#### YOUR OBJECTIVE
Please state how many lines in the records below contain the word "true"; the number alone is the answer.

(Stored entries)

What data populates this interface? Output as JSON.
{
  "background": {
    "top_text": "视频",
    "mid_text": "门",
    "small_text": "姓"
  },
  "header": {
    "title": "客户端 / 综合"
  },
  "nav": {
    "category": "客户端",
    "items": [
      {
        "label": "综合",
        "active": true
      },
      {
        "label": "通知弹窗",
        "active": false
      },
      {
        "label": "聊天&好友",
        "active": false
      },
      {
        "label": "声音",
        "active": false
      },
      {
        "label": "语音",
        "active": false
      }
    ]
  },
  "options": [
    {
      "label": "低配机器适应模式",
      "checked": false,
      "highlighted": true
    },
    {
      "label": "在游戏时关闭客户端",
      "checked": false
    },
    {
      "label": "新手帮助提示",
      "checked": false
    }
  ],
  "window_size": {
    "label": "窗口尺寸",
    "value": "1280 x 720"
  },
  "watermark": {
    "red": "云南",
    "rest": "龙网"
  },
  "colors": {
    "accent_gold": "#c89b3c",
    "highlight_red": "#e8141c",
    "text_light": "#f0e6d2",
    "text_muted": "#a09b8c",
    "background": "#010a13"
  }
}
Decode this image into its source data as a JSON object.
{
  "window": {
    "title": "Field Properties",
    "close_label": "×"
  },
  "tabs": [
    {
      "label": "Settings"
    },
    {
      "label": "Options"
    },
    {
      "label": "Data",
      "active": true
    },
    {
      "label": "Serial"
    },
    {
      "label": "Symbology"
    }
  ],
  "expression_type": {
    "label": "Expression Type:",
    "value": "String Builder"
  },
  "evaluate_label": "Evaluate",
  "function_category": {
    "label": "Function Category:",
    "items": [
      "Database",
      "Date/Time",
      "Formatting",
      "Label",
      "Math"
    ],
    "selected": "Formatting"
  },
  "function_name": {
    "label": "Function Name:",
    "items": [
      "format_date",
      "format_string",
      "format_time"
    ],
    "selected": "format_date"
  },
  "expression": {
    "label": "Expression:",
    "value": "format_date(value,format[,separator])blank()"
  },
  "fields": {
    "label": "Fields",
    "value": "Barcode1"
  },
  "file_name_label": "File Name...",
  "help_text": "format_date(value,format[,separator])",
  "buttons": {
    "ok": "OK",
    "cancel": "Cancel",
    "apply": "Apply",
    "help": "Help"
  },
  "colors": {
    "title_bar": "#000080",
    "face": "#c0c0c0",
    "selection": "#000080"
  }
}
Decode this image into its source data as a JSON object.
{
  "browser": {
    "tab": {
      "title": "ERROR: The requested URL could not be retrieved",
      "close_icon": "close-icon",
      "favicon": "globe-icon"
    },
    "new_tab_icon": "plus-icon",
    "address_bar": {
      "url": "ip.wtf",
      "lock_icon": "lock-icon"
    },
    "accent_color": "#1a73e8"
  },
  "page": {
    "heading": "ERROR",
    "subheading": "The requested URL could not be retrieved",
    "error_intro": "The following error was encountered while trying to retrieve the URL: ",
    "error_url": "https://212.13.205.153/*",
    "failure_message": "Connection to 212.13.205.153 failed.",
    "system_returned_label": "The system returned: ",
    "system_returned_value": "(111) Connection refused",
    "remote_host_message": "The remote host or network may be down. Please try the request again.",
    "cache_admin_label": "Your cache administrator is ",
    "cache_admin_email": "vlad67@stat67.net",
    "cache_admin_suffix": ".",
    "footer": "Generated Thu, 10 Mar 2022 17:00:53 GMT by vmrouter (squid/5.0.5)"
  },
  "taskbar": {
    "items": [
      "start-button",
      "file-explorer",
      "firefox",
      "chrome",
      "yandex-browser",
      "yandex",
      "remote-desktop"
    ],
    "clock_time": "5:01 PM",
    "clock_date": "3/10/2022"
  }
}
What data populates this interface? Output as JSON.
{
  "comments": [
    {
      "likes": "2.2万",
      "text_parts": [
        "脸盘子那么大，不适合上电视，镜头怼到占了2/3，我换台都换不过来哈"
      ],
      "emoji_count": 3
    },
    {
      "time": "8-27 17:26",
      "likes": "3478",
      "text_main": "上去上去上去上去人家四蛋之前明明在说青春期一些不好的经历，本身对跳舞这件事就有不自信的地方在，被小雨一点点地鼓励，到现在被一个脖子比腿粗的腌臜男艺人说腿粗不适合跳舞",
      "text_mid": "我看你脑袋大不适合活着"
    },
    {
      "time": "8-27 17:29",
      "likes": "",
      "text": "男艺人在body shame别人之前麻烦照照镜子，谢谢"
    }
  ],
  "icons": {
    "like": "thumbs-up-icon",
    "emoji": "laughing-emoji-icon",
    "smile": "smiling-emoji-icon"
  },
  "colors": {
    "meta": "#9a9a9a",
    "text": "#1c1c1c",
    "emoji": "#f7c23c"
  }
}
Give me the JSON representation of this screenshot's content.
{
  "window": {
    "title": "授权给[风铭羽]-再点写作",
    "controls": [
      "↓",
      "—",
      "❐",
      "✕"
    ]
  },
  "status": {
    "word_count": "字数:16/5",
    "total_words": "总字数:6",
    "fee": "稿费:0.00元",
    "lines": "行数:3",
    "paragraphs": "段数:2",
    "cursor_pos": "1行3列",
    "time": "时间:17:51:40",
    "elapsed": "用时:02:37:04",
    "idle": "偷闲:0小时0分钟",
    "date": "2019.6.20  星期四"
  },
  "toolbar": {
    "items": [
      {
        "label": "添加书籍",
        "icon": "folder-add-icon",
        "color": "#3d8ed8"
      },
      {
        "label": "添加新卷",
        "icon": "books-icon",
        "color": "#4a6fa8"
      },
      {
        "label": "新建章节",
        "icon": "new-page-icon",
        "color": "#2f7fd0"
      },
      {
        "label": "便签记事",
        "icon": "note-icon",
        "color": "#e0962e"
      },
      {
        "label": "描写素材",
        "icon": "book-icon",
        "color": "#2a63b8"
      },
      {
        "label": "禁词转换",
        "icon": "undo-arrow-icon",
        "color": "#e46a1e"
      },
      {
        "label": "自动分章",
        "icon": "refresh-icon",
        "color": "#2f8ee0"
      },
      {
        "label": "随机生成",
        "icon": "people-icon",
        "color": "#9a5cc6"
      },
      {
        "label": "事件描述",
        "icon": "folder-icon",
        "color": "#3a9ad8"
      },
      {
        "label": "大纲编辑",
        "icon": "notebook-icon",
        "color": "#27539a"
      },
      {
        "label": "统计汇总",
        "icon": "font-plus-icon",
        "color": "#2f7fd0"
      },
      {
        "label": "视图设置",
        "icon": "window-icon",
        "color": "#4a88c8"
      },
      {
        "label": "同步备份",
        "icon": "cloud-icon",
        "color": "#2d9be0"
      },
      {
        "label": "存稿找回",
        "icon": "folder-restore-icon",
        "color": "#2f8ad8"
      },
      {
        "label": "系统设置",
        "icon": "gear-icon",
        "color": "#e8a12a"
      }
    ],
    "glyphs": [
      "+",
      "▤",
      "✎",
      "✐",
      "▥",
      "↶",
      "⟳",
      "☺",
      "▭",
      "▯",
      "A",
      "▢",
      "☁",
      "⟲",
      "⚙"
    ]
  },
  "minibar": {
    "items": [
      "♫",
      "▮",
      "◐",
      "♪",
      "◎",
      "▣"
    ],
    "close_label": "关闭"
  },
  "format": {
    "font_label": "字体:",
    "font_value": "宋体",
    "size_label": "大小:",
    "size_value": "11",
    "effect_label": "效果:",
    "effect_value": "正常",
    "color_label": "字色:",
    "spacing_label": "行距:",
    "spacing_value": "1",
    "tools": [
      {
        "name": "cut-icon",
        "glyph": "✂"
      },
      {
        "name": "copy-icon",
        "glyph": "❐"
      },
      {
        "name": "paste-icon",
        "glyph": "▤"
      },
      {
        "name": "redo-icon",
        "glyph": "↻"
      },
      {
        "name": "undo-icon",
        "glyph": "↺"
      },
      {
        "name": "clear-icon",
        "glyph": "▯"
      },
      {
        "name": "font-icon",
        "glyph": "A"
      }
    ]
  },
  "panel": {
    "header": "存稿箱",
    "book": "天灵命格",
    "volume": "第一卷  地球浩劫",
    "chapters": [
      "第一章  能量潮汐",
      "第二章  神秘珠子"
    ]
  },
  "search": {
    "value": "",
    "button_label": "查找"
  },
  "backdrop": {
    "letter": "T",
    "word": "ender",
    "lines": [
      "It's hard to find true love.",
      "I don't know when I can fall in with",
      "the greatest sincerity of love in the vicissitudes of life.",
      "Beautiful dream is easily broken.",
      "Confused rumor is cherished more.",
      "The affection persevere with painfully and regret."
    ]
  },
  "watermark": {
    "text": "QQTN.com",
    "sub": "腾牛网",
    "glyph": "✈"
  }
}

#### RESULT FOR THIS TASK
4